This saga continues and so we can’t give you a conclusion at the present. The cause of the problem according to John Lewis is the lack of availability of both product and staff. In other words, supply chain disruption. This won’t surprise you. In fact, a survey of 400 medium-sized businesses by the accounting company RSM showed that 38% of businesses had problems receiving supplies and as a result had seen a fall in customer satisfaction. Businesses working directly with consumers were affected most by the disruptions. A half of the surveyed companies experienced supply issues which caused them to change their UK suppliers. In fact, over a third had resorted to buying supplies from their competitors, at a higher rate, in order to maintain their business continuum.
The knock-on effect of the pandemic is the disruption in the supply chain which is in turn affecting customer experience. When John Lewis finds it incapable of taking an order for curtains and delivering it within five months, we know that something has gone seriously wrong.
So what to do if this happens to you?
Be honest and be true. Honesty has to be a priority but it may be necessary to do a bit more than say “it’s not our fault”. A business exists to solve these problems.
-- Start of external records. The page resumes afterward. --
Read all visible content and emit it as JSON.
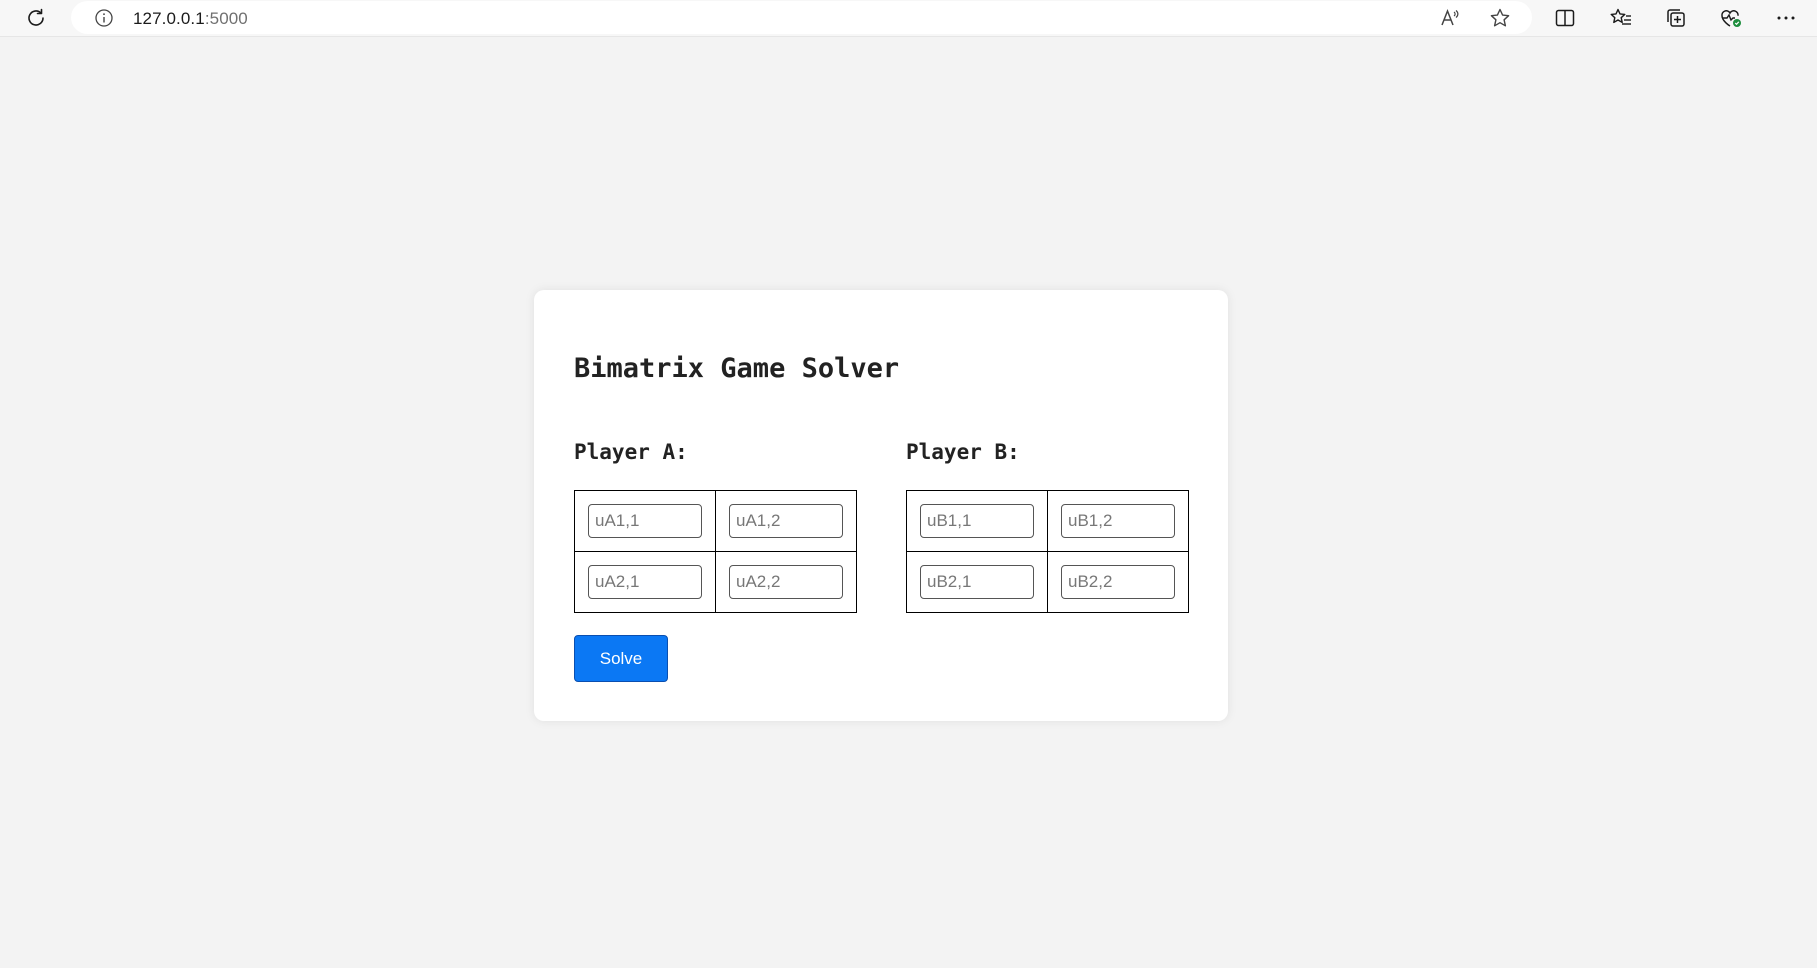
{
  "browser": {
    "url_host": "127.0.0.1",
    "url_port": ":5000",
    "icons": [
      "refresh-icon",
      "site-info-icon",
      "read-aloud-icon",
      "favorite-star-icon",
      "split-screen-icon",
      "favorites-icon",
      "collections-icon",
      "browser-health-icon",
      "more-menu-icon"
    ]
  },
  "page": {
    "title": "Bimatrix Game Solver",
    "player_a": {
      "label": "Player A:",
      "cells": {
        "r1c1": "uA1,1",
        "r1c2": "uA1,2",
        "r2c1": "uA2,1",
        "r2c2": "uA2,2"
      }
    },
    "player_b": {
      "label": "Player B:",
      "cells": {
        "r1c1": "uB1,1",
        "r1c2": "uB1,2",
        "r2c1": "uB2,1",
        "r2c2": "uB2,2"
      }
    },
    "solve_label": "Solve"
  },
  "colors": {
    "background": "#f3f3f3",
    "card": "#ffffff",
    "button": "#0b78f4"
  }
}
There may be some curtain material that is available at an earlier date. Maybe blinds are an interim measure. And if John Lewis can’t supply, maybe they can recommend somebody who can. And, it goes without saying that you shouldn’t make promises that you can’t keep.
Keep the customer informed. Sending an email cancelling the fitting the day before the promised delivery is not a good example of customer communications. It also makes you think that no one was keeping an eye on the order. A phone call rather than an email would surely have been something of an improvement. It would, at least, have given John Lewis the opportunity to explain in person and beg forgiveness and it would have given the customer the chance to ask some important questions.
Don’t put the customer to the back of the queue. It’s hard to imagine that in the next month the curtain fitter wouldn’t have recovered and been available to do the job. A new date must be found and it should be soon. It may mean shunting other people’s fittings by half a day or so next week but surely this is better than demonstrating that there is no flexibility in the customer service programme.
Be generous to a fault. If something like this happens it will for sure have ramifications. Our friend who ordered the curtains must have spent a fortune with John Lewis over the last couple of years as they have been remodelling their house. It would be worth John Lewis swallowing the financial pain on the curtain order and giving the cutrains free and gratis. According to The White House Office Of Consumer Affairs a dissatisfied customer will tell between 9 and 15 people about their experience. 13% of dissatisfied customers will tell more than 20 people. Look at us – she told us the story and we are telling you about it. The RSM survey that we referred to earlier says that 28% of companies have lost their top customers after supply problems. How many times do we have to remind people that great customer experience is worth its weight in gold?